Conservative Catholics, who have already expressed concern that Francis could destabilize the church and undermine doctrine, were far less impressed. R.R. Reno, a Catholic theologian and editor of First Things, a conservative journal of religion and public life, lamented what he called a “muddy” document that substitutes the church’s “rules and laws and requirements” with “talk about ideals and values.”
“I think it’s an ill-judged shift,” Reno said. “This document clearly opens up the possibility that a priest may determine that a divorced and remarried person is worthy to receive communion, but under what terms and why is muddy.”

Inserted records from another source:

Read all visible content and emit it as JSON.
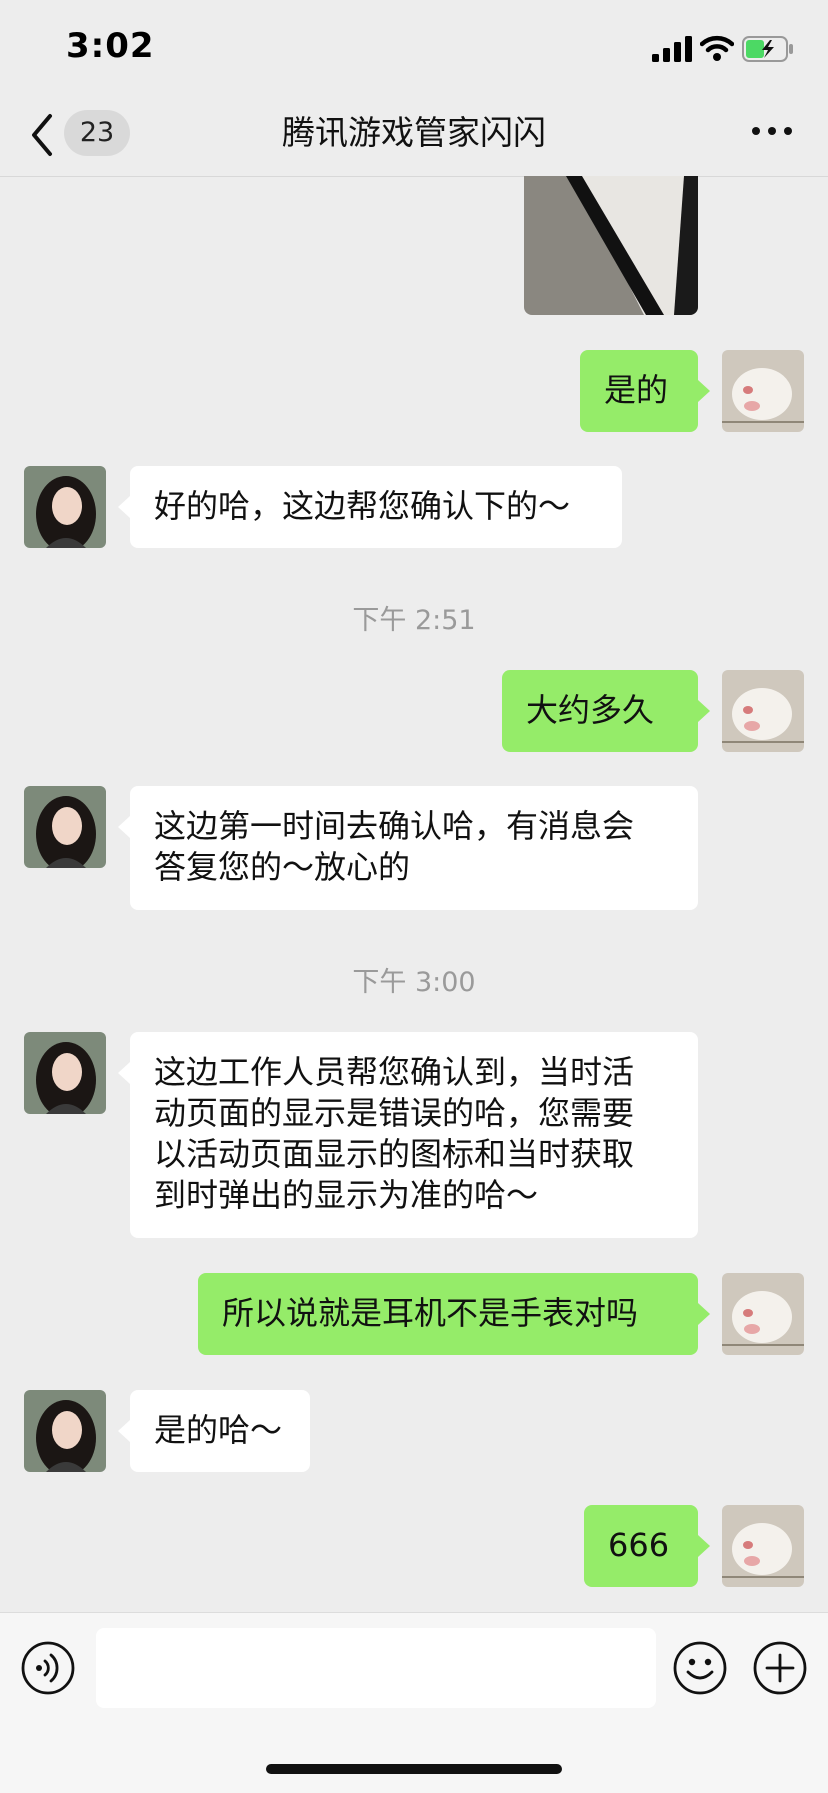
{
  "status_bar": {
    "time": "3:02",
    "battery_color": "#4cd964"
  },
  "nav": {
    "back_icon": "chevron-left-icon",
    "unread_count": "23",
    "title": "腾讯游戏管家闪闪",
    "more_icon": "ellipsis-icon"
  },
  "colors": {
    "outgoing_bubble": "#95ec69",
    "incoming_bubble": "#ffffff",
    "background": "#ededed"
  },
  "messages": {
    "m1_out": "是的",
    "m2_in": "好的哈，这边帮您确认下的～",
    "ts1": "下午 2:51",
    "m3_out": "大约多久",
    "m4_in": "这边第一时间去确认哈，有消息会\n答复您的～放心的",
    "ts2": "下午 3:00",
    "m5_in": "这边工作人员帮您确认到，当时活\n动页面的显示是错误的哈，您需要\n以活动页面显示的图标和当时获取\n到时弹出的显示为准的哈～",
    "m6_out": "所以说就是耳机不是手表对吗",
    "m7_in": "是的哈～",
    "m8_out": "666"
  },
  "input_bar": {
    "voice_icon": "voice-icon",
    "input_value": "",
    "emoji_icon": "emoji-icon",
    "plus_icon": "plus-icon"
  }
}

Homosexuality was another hot-button issue, and Francis took his cues from the majority view in the synods. (During the first synod, an interim report written by a committee of bishops used language that was strikingly welcoming to gay people, but it received so much criticism from other bishops at the synod that it was gone by the final report.)

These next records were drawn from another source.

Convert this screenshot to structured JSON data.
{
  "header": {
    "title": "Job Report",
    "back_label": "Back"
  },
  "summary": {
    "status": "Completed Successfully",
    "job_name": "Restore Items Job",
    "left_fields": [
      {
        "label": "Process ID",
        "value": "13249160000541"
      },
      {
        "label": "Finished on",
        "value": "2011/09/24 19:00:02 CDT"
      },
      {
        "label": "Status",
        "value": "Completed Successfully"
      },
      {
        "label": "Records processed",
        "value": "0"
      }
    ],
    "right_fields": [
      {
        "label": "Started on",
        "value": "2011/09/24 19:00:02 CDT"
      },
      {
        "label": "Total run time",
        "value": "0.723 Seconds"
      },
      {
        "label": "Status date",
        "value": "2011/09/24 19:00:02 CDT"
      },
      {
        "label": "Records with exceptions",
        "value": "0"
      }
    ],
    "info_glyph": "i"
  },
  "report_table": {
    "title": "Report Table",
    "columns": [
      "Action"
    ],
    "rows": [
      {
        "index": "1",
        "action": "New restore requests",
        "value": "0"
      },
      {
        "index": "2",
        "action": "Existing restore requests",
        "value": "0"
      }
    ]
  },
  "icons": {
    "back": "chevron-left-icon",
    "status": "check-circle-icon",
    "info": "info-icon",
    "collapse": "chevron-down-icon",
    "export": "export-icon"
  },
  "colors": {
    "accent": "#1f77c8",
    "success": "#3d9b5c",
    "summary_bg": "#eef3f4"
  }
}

Echoing the report issued by the second synod in 2015, Francis’ exhortation says that “every person regardless of sexual orientation” should be treated with respect and consideration, while “every sign of unjust discrimination is to be carefully avoided, particularly any form of aggression and violence.”
But in the next section, he states categorically that the church cannot countenance same-sex marriages or unions, citing the second synod’s final report, which said “there are absolutely no grounds for considering homosexual unions to be in any way similar remotely analogous to God’s plan for marriage and family.”
The document “does not inspire joy in LGBT Catholics and their supporters,” said Francis DeBernardo, the executive director of New Ways Ministry, an advocacy group for gay Catholics.
“While not expecting a blessing on marriage for lesbian and gay couples, many were anticipating that Pope Francis would offer an affirming message to LGBT people, and not the same ill-informed comments,” said DeBernardo, who is based in Maryland. “Where is the Pope Francis who embraced his gay former student and husband during his U.S. visit? Where is the Pope Francis who invited a transgender Spanish man for a personal meeting at the Vatican? This Pope Francis is hard to find in his latest text.”
But this was the rare harsh passage in what is otherwise a fatherly letter to the church. Francis is releasing it during a year he has declared to be a Jubilee of Mercy. At every opportunity, he has been reminding Catholics that forgiveness and mercy are the heart of their faith.
“No one can be condemned forever, because that is not the logic of the Gospel!” the exhortation says. He adds that he is speaking not only of the divorced and remarried, “but of everyone, in whatever situation they find themselves.”